Excerpts from an interface dataset
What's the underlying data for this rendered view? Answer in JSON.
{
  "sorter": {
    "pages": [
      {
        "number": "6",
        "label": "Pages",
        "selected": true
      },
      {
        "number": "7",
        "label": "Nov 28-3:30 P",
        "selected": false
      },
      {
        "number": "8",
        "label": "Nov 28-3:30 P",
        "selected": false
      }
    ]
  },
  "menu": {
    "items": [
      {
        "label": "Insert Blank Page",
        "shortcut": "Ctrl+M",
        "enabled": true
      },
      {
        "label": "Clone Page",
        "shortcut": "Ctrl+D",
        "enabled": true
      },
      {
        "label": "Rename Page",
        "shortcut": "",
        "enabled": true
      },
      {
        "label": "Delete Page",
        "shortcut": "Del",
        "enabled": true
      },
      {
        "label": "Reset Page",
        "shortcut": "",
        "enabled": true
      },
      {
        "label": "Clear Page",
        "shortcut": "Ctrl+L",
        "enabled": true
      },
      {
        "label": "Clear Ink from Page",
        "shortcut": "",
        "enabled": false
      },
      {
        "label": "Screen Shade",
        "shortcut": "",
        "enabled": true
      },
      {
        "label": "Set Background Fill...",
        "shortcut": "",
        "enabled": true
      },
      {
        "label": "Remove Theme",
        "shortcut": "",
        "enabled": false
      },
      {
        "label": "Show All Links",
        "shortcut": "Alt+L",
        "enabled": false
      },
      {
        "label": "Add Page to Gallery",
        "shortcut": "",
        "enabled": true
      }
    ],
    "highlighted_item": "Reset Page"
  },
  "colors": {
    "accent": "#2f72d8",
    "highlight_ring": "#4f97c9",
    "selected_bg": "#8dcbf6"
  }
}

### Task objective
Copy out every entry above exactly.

### Solution to this exercise
What's the underlying data for this rendered view? Answer in JSON.
{
  "sorter": {
    "pages": [
      {
        "number": "6",
        "label": "Pages",
        "selected": true
      },
      {
        "number": "7",
        "label": "Nov 28-3:30 P",
        "selected": false
      },
      {
        "number": "8",
        "label": "Nov 28-3:30 P",
        "selected": false
      }
    ]
  },
  "menu": {
    "items": [
      {
        "label": "Insert Blank Page",
        "shortcut": "Ctrl+M",
        "enabled": true
      },
      {
        "label": "Clone Page",
        "shortcut": "Ctrl+D",
        "enabled": true
      },
      {
        "label": "Rename Page",
        "shortcut": "",
        "enabled": true
      },
      {
        "label": "Delete Page",
        "shortcut": "Del",
        "enabled": true
      },
      {
        "label": "Reset Page",
        "shortcut": "",
        "enabled": true
      },
      {
        "label": "Clear Page",
        "shortcut": "Ctrl+L",
        "enabled": true
      },
      {
        "label": "Clear Ink from Page",
        "shortcut": "",
        "enabled": false
      },
      {
        "label": "Screen Shade",
        "shortcut": "",
        "enabled": true
      },
      {
        "label": "Set Background Fill...",
        "shortcut": "",
        "enabled": true
      },
      {
        "label": "Remove Theme",
        "shortcut": "",
        "enabled": false
      },
      {
        "label": "Show All Links",
        "shortcut": "Alt+L",
        "enabled": false
      },
      {
        "label": "Add Page to Gallery",
        "shortcut": "",
        "enabled": true
      }
    ],
    "highlighted_item": "Reset Page"
  },
  "colors": {
    "accent": "#2f72d8",
    "highlight_ring": "#4f97c9",
    "selected_bg": "#8dcbf6"
  }
}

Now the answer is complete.